Blogs can serve as a method for candidates to speak directly to the public, and leave those answers on the record as long as the blog stays in action. Virginia blogs have been quite adept at the “live blog” format, where questions are posted prior to and during a blog session, and the candidate answers the questions. RK pioneered the form, and a search of their site shows at least 30 live blogs over the past two years. NLS had on Judy Feder, Phil Forgit, and on the GOP side Too Conservative live blogged with Jim Gilmore last week.
Having read through the transcripts of each event, I noticed distinct differences in the way the candidates handled the questions.
Feder and Forgit handled the questions as coming from voters, and answered questions as posed with a minimum of evasion although answers did have their unique campaign spin. Gilmore answered questions as if they were coming from media reps, and too often danced and evaded.
Question: When Mark Warner took office he never spent a dime on transportation. As Governor, how much did you spend on transportation?
Gilmore: We increased transportation expenditures without raising taxes. I supported public-private partnerships to get work done on roads. I went to work to reform VDOT, placing an Inspector General in that office. I reformed environmental procedures for road projects. When I became Governor there was no money, any where, to build the Woodrow Wilson Bridge. I went to Senator Warner and the Democratic Governor of Maryland. We obtained the money to build the bridge. We also placed the Mixing Bowl on a priority basis and did extensive road projects across the state. Former Governor Warner raised taxes, after promising not to do so, but none of that money went to transportation despite the Democratic Party’s complaints.
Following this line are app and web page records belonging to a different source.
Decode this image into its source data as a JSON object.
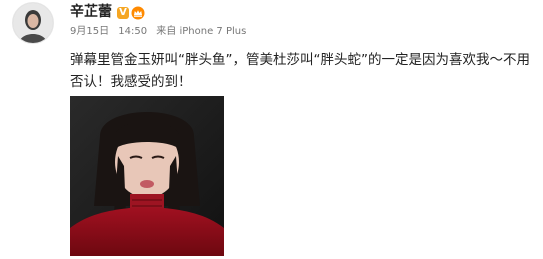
{
  "post": {
    "author": {
      "name": "辛芷蕾",
      "avatar_icon": "avatar-portrait",
      "verified_icon": "verified-v-badge",
      "member_icon": "crown-member-badge",
      "verified_label": "V"
    },
    "meta": {
      "date": "9月15日",
      "time": "14:50",
      "source": "来自 iPhone 7 Plus"
    },
    "text": "弹幕里管金玉妍叫“胖头鱼”，管美杜莎叫“胖头蛇”的一定是因为喜欢我～不用否认！我感受的到！",
    "image": {
      "description_icon": "portrait-photo"
    },
    "colors": {
      "verified": "#f5a623",
      "meta": "#777777",
      "text": "#222222"
    }
  }
}
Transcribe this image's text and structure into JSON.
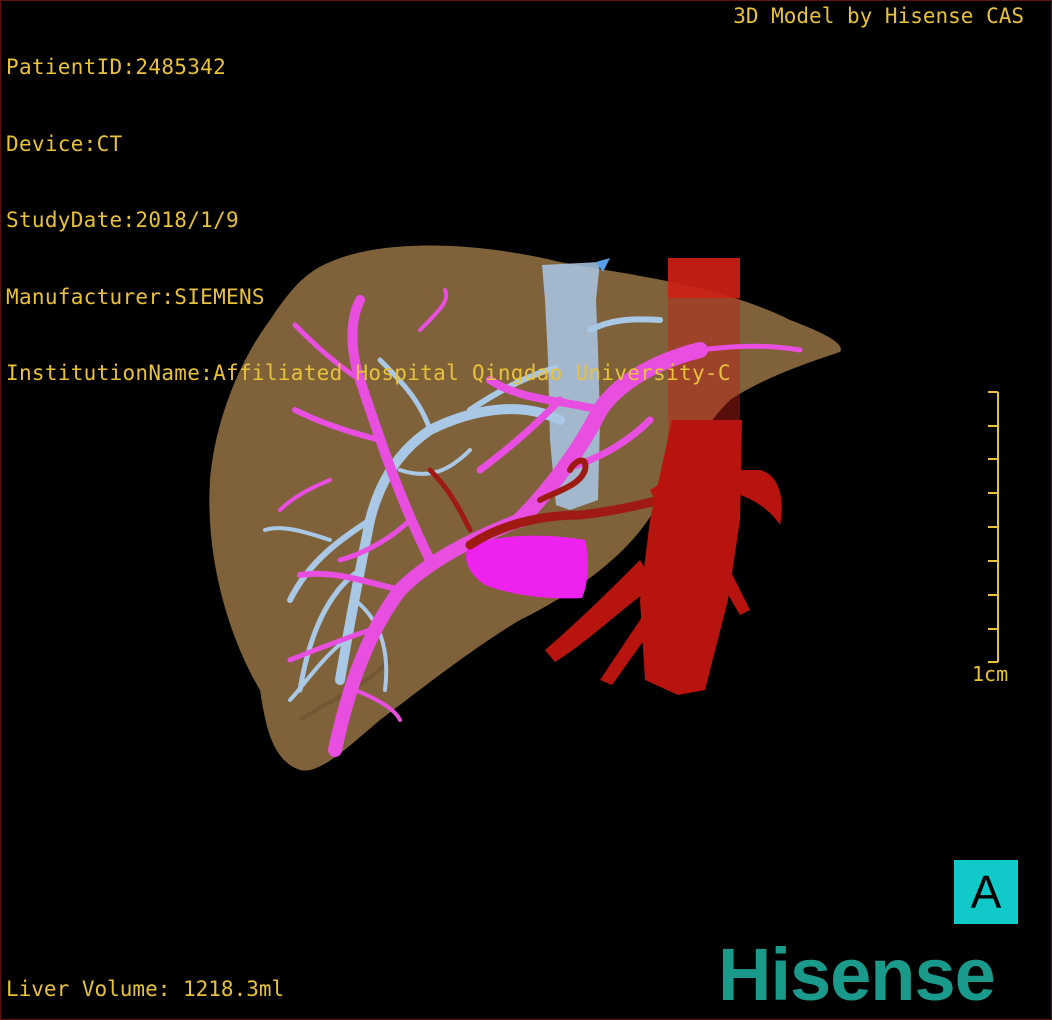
{
  "header": {
    "patient_id": "PatientID:2485342",
    "device": "Device:CT",
    "study_date": "StudyDate:2018/1/9",
    "manufacturer": "Manufacturer:SIEMENS",
    "institution": "InstitutionName:Affiliated Hospital Qingdao University-C"
  },
  "credit": "3D Model by Hisense CAS",
  "scale_bar": {
    "label": "1cm"
  },
  "orientation": {
    "label": "A"
  },
  "liver_volume": "Liver Volume: 1218.3ml",
  "brand": {
    "name": "Hisense"
  },
  "colors": {
    "text": "#e8c23a",
    "liver": "#8a6a3e",
    "portal_vein": "#e84ee0",
    "hepatic_vein": "#a9c8e6",
    "artery": "#b8140f",
    "lesion": "#ee22ee",
    "orientation_bg": "#11c9c9",
    "brand": "#1a9a8a"
  }
}
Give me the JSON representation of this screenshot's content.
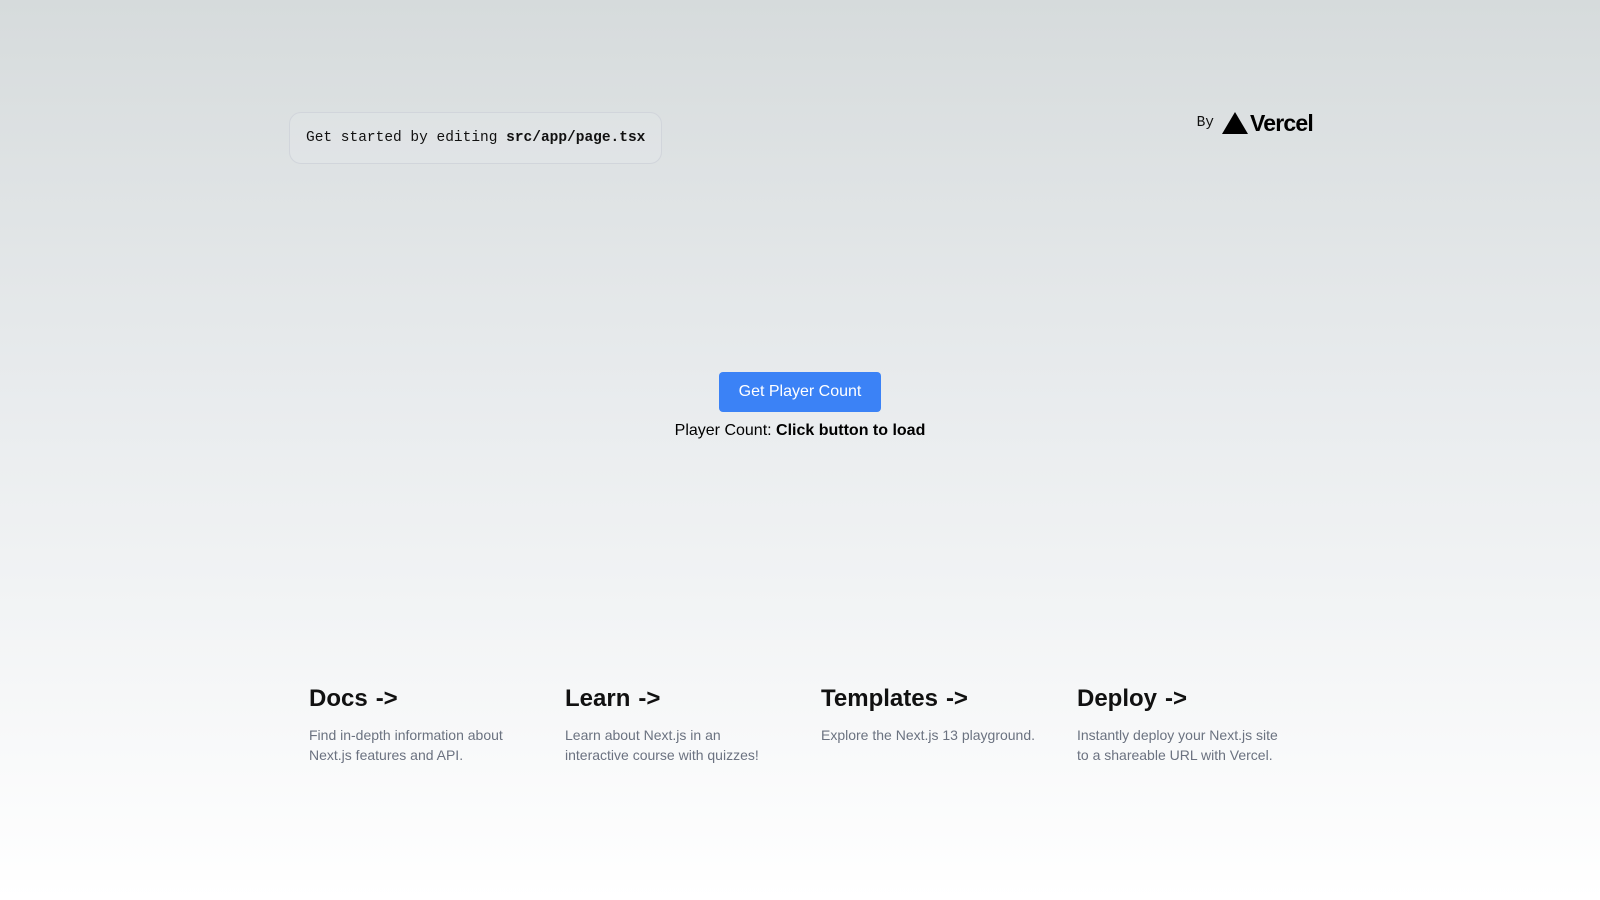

Note the question…and note the dearth of even an approximation of how much money was spent on transportation during his term.
Governor Gilmore had several questions on the Car Tax, which he decided to answer with one general answer. I will note that I posted the following for him:
Two questions, please:
Your original car tax reduction focus was based on car value. The final format was based on the amount of car tax the owner paid.
I have heard over the years that the Western part of the state considers the ultimate form of the reduction a giveaway to NoVA, where presumably there is wider ownership of more expensive cars. This charge was recently revoiced by Brandon Bell on his blog.
Do you think this a fair criticism? Why did you change your focus?
You ran for governor touting elimination of the car tax. Ultimately there was a sizeable, but not complete, car tax rollback.
As a practical matter, how do you plan to deal with the very simple campaign attack that you promised to get rid of the car tax, but didn’t?
No response. Now remember, you have a former G.O.P. member of the state senate blogging that western Virginia feels that Gilmore campaigned on one car tax idea, installed another, and in doing so boondoggled Northern Virginia. Gilmore responded generally by saying no region was shortchanged…but this is not the the question asked. The question was “how do you fight a perception?”, and this was ignored. The second question was not even approached
I do not live in Va 1 or Va 10, and if I did I would not be voting for either of the F’s…but I found their live blog answers to be much more informative and responsive than did Mr. Gilmore’s…and therein is the conundrum I see coming my way in 2008.
I don’t like the likely choices for Senator from Virginia in 2008. Mr. Gilmore’s analysis of his term in office suggest he has his own reality, and the prevarications of Mark Warner both on budgetary matters and in dealing with Democratic candidates mark him as someone who has little regard for the truth. Hopefully both will change their way and measure up to what we need from our representatives.
How will we know? Keep an eye on they answer on live blogs…that may be the best place to start!